[Exercise input]
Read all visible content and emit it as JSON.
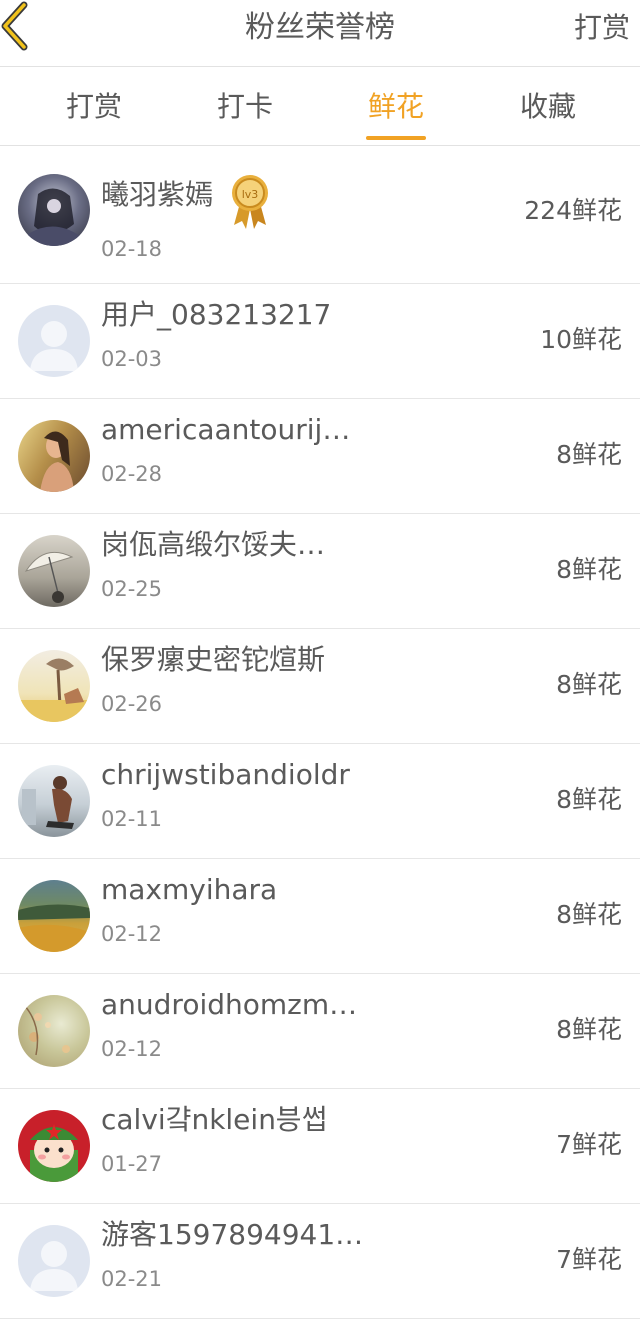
{
  "header": {
    "title": "粉丝荣誉榜",
    "action_label": "打赏",
    "accent_color": "#f1a224"
  },
  "tabs": [
    {
      "label": "打赏",
      "active": false
    },
    {
      "label": "打卡",
      "active": false
    },
    {
      "label": "鲜花",
      "active": true
    },
    {
      "label": "收藏",
      "active": false
    }
  ],
  "badge": {
    "text": "lv3"
  },
  "fans": [
    {
      "name": "曦羽紫嫣",
      "date": "02-18",
      "amount": "224鲜花",
      "avatar": "dark-anime-avatar",
      "has_badge": true
    },
    {
      "name": "用户_083213217",
      "date": "02-03",
      "amount": "10鲜花",
      "avatar": "default-user-avatar"
    },
    {
      "name": "americaantourij…",
      "date": "02-28",
      "amount": "8鲜花",
      "avatar": "photo-avatar"
    },
    {
      "name": "岗佤高缎尔馁夫…",
      "date": "02-25",
      "amount": "8鲜花",
      "avatar": "umbrella-avatar"
    },
    {
      "name": "保罗瘰史密铊煊斯",
      "date": "02-26",
      "amount": "8鲜花",
      "avatar": "landscape-avatar"
    },
    {
      "name": "chrijwstibandioldr",
      "date": "02-11",
      "amount": "8鲜花",
      "avatar": "runner-avatar"
    },
    {
      "name": "maxmyihara",
      "date": "02-12",
      "amount": "8鲜花",
      "avatar": "field-avatar"
    },
    {
      "name": "anudroidhomzm…",
      "date": "02-12",
      "amount": "8鲜花",
      "avatar": "blossom-avatar"
    },
    {
      "name": "calvi걐nklein븡썹",
      "date": "01-27",
      "amount": "7鲜花",
      "avatar": "cartoon-soldier-avatar"
    },
    {
      "name": "游客1597894941…",
      "date": "02-21",
      "amount": "7鲜花",
      "avatar": "default-user-avatar"
    }
  ]
}
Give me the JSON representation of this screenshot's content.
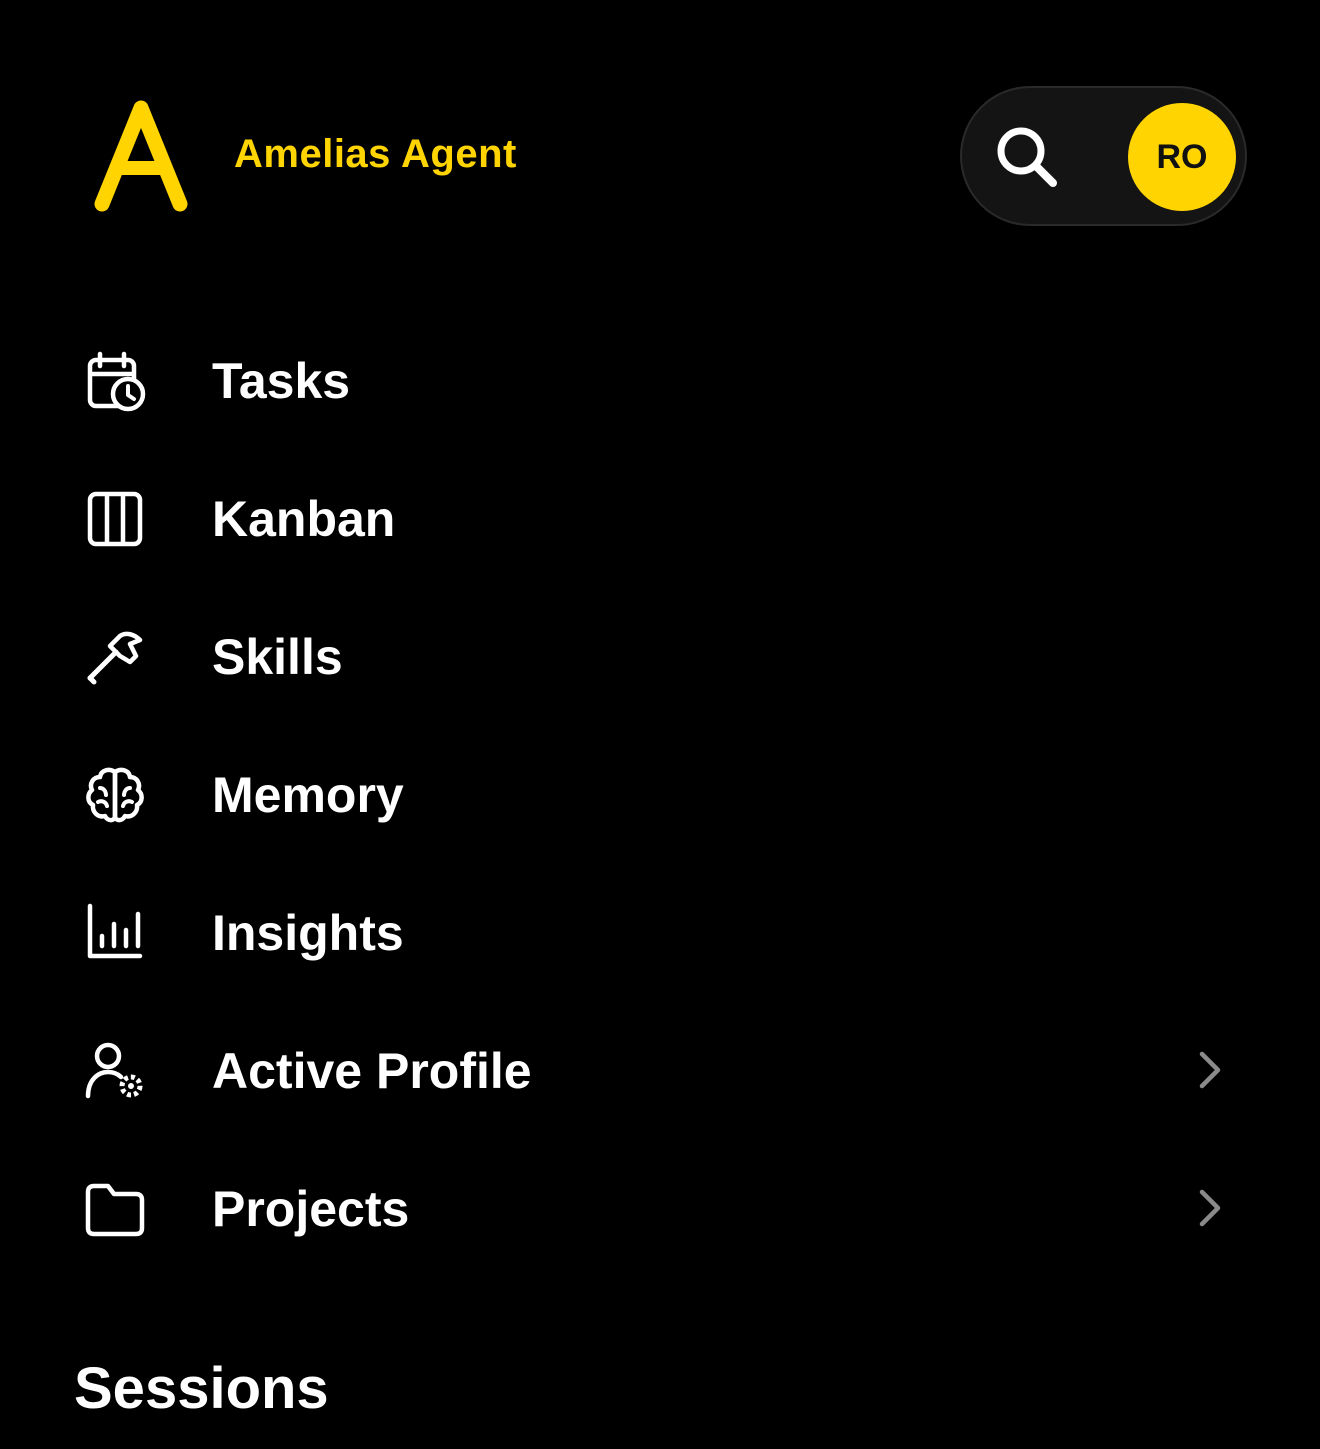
{
  "brand": {
    "logo_letter": "A",
    "name": "Amelias Agent",
    "accent_color": "#FFD400"
  },
  "header": {
    "search_icon": "search-icon",
    "avatar_initials": "RO"
  },
  "nav": {
    "items": [
      {
        "label": "Tasks",
        "icon": "calendar-clock-icon",
        "has_chevron": false
      },
      {
        "label": "Kanban",
        "icon": "columns-icon",
        "has_chevron": false
      },
      {
        "label": "Skills",
        "icon": "hammer-icon",
        "has_chevron": false
      },
      {
        "label": "Memory",
        "icon": "brain-icon",
        "has_chevron": false
      },
      {
        "label": "Insights",
        "icon": "bar-chart-icon",
        "has_chevron": false
      },
      {
        "label": "Active Profile",
        "icon": "user-gear-icon",
        "has_chevron": true
      },
      {
        "label": "Projects",
        "icon": "folder-icon",
        "has_chevron": true
      }
    ]
  },
  "sessions": {
    "heading": "Sessions"
  }
}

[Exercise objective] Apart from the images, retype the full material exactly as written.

[Response below]
Read all visible content and emit it as JSON.
{
  "header": {
    "title": "粉丝荣誉榜",
    "action_label": "打赏",
    "accent_color": "#f1a224"
  },
  "tabs": [
    {
      "label": "打赏",
      "active": false
    },
    {
      "label": "打卡",
      "active": false
    },
    {
      "label": "鲜花",
      "active": true
    },
    {
      "label": "收藏",
      "active": false
    }
  ],
  "badge": {
    "text": "lv3"
  },
  "fans": [
    {
      "name": "曦羽紫嫣",
      "date": "02-18",
      "amount": "224鲜花",
      "avatar": "dark-anime-avatar",
      "has_badge": true
    },
    {
      "name": "用户_083213217",
      "date": "02-03",
      "amount": "10鲜花",
      "avatar": "default-user-avatar"
    },
    {
      "name": "americaantourij…",
      "date": "02-28",
      "amount": "8鲜花",
      "avatar": "photo-avatar"
    },
    {
      "name": "岗佤高缎尔馁夫…",
      "date": "02-25",
      "amount": "8鲜花",
      "avatar": "umbrella-avatar"
    },
    {
      "name": "保罗瘰史密铊煊斯",
      "date": "02-26",
      "amount": "8鲜花",
      "avatar": "landscape-avatar"
    },
    {
      "name": "chrijwstibandioldr",
      "date": "02-11",
      "amount": "8鲜花",
      "avatar": "runner-avatar"
    },
    {
      "name": "maxmyihara",
      "date": "02-12",
      "amount": "8鲜花",
      "avatar": "field-avatar"
    },
    {
      "name": "anudroidhomzm…",
      "date": "02-12",
      "amount": "8鲜花",
      "avatar": "blossom-avatar"
    },
    {
      "name": "calvi걐nklein븡썹",
      "date": "01-27",
      "amount": "7鲜花",
      "avatar": "cartoon-soldier-avatar"
    },
    {
      "name": "游客1597894941…",
      "date": "02-21",
      "amount": "7鲜花",
      "avatar": "default-user-avatar"
    }
  ]
}
Give me the JSON representation of this screenshot's content.
{
  "brand": {
    "logo_letter": "A",
    "name": "Amelias Agent",
    "accent_color": "#FFD400"
  },
  "header": {
    "search_icon": "search-icon",
    "avatar_initials": "RO"
  },
  "nav": {
    "items": [
      {
        "label": "Tasks",
        "icon": "calendar-clock-icon",
        "has_chevron": false
      },
      {
        "label": "Kanban",
        "icon": "columns-icon",
        "has_chevron": false
      },
      {
        "label": "Skills",
        "icon": "hammer-icon",
        "has_chevron": false
      },
      {
        "label": "Memory",
        "icon": "brain-icon",
        "has_chevron": false
      },
      {
        "label": "Insights",
        "icon": "bar-chart-icon",
        "has_chevron": false
      },
      {
        "label": "Active Profile",
        "icon": "user-gear-icon",
        "has_chevron": true
      },
      {
        "label": "Projects",
        "icon": "folder-icon",
        "has_chevron": true
      }
    ]
  },
  "sessions": {
    "heading": "Sessions"
  }
}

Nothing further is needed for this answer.